• What is needed: Each line below that includes the word "GLANCE" is to be reported.

Data records for software interfaces
************
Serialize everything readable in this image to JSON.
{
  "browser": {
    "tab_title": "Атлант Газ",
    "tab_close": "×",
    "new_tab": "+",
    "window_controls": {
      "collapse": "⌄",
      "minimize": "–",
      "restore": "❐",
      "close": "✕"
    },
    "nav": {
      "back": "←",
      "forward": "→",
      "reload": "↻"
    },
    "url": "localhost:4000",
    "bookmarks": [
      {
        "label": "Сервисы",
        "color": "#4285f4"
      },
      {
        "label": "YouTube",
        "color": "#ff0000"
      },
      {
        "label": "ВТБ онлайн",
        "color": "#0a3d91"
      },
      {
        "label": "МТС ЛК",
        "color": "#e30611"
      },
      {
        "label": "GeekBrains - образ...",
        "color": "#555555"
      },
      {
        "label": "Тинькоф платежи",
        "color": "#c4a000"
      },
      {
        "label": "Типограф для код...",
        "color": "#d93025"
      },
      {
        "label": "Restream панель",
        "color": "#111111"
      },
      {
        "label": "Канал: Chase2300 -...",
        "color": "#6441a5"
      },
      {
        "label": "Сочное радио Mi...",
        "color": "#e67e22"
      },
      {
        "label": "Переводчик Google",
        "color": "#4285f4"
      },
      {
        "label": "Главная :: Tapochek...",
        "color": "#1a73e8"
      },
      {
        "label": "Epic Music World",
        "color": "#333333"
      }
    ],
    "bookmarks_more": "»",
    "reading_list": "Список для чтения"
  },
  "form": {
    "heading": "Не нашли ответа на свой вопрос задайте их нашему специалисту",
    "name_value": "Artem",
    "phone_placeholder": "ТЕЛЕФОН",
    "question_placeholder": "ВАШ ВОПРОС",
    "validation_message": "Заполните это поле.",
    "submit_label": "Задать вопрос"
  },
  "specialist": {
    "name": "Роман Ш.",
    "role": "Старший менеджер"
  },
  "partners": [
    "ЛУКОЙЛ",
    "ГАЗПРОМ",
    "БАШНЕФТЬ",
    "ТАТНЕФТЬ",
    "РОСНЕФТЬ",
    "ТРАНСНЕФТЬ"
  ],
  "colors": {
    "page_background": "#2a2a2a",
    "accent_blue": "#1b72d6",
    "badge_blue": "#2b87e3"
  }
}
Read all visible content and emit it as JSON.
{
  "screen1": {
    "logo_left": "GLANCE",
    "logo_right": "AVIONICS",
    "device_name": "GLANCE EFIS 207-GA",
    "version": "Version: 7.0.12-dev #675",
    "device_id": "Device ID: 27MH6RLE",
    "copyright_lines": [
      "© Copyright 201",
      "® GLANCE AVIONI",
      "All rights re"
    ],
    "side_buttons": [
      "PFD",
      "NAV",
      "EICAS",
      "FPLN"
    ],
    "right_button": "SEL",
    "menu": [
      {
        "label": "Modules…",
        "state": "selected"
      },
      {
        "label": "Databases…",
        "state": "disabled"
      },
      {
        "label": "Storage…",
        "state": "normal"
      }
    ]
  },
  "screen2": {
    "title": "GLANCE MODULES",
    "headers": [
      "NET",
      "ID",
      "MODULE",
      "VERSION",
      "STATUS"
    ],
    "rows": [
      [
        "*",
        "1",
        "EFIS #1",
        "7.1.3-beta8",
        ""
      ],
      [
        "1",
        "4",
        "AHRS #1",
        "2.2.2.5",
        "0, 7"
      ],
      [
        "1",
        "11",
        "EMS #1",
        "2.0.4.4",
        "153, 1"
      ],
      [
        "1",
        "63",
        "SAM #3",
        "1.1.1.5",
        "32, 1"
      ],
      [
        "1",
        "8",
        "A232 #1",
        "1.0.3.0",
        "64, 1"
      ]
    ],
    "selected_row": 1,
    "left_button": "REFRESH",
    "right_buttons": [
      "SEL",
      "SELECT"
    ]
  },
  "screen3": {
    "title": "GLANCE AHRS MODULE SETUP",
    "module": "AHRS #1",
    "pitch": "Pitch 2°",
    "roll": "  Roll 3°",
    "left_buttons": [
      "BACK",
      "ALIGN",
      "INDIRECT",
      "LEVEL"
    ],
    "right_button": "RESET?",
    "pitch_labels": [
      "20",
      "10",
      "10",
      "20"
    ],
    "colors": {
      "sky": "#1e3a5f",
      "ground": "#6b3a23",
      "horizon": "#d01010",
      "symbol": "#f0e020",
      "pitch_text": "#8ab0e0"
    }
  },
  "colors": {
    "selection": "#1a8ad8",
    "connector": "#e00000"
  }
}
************
• Written solution:
    "logo_left": "GLANCE",
    "device_name": "GLANCE EFIS 207-GA",
      "® GLANCE AVIONI",
    "title": "GLANCE MODULES",
    "title": "GLANCE AHRS MODULE SETUP",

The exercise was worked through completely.